"The Department is not encouraging the use of American Rescue Plan funds to teach CRT—and any claim to the contrary is patently false," the department told Fox News Digital. 

But in August 2021, Quincy Notre Dame High School, a Catholic school under the Diocese of Springfield in Illinois, began using the Culturally Responsive Learning (CRL) Initiative" curriculum from Savvas Learning Company LLC.


Parents contacted PDE expressing concern about the CRT framework used in the "myPerspectives" curriculum, according to the group, saying that they were told by school officials that "Quincy Notre Dame got ‘Title I’ funding for implementing the new ELA curriculum." Title 1 is the federal program responsible for administering COVID relief funds in K-12.

US Capitol building

FILE - In this Nov. 2, 2020, file photo sunlight shines on the U.S. Capitol building on Capitol Hill in Washington. (AP Photo/Patrick Semansky, File)

In a letter to Quincy Notre Dame parents, Principal Mark McDowell pushed back on the narrative that their curriculum includes CRT.

"QND, for many years, has had a business relationship with Pearson, an educational publisher," he wrote. "Pearson was sold in 2019 and is now under the parent company of Savvas Learning. While QND did adopt a new English curriculum – myPerspectives – entering the 2021-2022 school year, we did not adopt critical race theory (CRT)." 

McDowell also disputed that their English/Language Arts department chair approved the adoption of the new curriculum, while defending the curriculum as a whole. 

"Not true," he said. "Our process for adopting curriculum is a group endeavor. Departments engage various companies and determine which resources best align with the standards in their discipline. School administration ultimately determines what company we work with based on a number of factors including the financial resources available to us. In the end, we believed and maintain that the myPerspectives resources provide our students and staff with a variety of learning opportunities through which students can demonstrate their knowledge and understanding."


University students in class.

Cropped shot of university students sitting in class (istock)

Still, the curriculum has been described as ideological and has been employed in several other school districts, including the Rochester City School District, Lake Washington School District and Arizona's Thatcher Unified District. 

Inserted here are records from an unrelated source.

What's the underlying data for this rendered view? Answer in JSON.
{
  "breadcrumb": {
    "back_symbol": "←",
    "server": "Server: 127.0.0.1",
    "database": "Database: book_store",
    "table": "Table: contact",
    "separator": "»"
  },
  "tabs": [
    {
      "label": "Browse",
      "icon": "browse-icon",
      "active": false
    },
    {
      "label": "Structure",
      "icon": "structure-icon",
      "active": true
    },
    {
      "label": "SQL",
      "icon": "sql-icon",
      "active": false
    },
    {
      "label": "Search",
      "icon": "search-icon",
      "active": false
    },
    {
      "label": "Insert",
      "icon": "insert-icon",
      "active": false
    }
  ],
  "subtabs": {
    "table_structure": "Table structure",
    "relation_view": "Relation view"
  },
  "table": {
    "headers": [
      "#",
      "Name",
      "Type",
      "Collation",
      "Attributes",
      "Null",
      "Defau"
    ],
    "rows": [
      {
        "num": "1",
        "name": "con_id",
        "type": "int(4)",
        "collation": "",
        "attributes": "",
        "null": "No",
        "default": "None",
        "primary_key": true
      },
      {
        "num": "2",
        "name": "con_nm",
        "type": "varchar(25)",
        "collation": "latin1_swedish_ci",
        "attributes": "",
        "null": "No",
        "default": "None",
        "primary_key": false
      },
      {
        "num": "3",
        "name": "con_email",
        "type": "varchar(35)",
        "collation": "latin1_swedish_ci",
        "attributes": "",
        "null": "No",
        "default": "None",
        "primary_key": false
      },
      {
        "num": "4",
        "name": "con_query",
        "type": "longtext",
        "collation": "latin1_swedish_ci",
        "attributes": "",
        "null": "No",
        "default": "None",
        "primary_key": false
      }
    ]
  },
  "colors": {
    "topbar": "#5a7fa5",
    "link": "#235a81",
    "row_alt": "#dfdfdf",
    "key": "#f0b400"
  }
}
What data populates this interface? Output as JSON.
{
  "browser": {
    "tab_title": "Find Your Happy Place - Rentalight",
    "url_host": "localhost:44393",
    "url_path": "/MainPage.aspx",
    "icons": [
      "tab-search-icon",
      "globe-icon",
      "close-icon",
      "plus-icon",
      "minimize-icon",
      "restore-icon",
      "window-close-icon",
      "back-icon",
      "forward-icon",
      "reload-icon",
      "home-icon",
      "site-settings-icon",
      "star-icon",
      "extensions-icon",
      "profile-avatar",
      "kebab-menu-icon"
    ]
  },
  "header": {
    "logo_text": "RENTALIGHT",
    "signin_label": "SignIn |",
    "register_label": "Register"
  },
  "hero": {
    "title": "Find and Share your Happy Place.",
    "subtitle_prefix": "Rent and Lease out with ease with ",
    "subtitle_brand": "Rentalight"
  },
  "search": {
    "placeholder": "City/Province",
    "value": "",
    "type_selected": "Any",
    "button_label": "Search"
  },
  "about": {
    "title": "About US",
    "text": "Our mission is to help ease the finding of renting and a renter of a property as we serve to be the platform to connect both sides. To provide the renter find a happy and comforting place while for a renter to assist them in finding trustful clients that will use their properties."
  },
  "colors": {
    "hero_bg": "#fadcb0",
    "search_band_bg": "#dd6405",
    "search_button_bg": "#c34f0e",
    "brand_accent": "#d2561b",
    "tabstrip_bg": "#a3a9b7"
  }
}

"It seems like the entire education industry knows how to use Covid-19 relief funds to push critical race theory, under the guise of ‘learning loss,’ Miller said in a statement sounding off on the findings. "Curriculum providers like Savvas put CRT icons like Gloria Ladson-Billings in charge of curriculum, then push it to schools as ‘ESSER funding aligned.’ Schools purchase the curriculum, and apply for ESSER funds. This has nothing to do with learning loss. It’s a gravy train. But parents are waking up. They are not on board." 

In a statement to Fox News Digital, a Savvas spokesperson said none of its instructional materials were based on a CRT framework and said Ladson-Billings was never in charge of curriculum at Savvas.

"Savvas Learning Company is committed to providing the teachers and students we serve with high-quality, research-based, and standards-aligned educational materials. We take great care to present balanced, unbiased, and accurate content in all of our learning solutions. None of our instructional materials are based on the framework of Critical Race Theory, nor do they reference it or include any specific lessons on it," spokesman Richard Weir said.

"Gloria Ladson-Billings served for a one-year period as a consultant on a Savvas advisory board that offered suggestions on classroom practices to make learning more student-centered and relevant to today’s learners. At no time was Ms. Ladson-Billings ever ‘in charge of curriculum’ at Savvas Learning Company, as the article erroneously reports, nor did she ever have any role in the development of the content in our learning solutions."

Weir added Pearson was not sold in 2019 and wasn't under Savvas Learning's parent company.


Fox News' Jessica Chasmar and Joshua Q. Nelson contributed to this report. This article was updated with a response from Savvas Learning Company.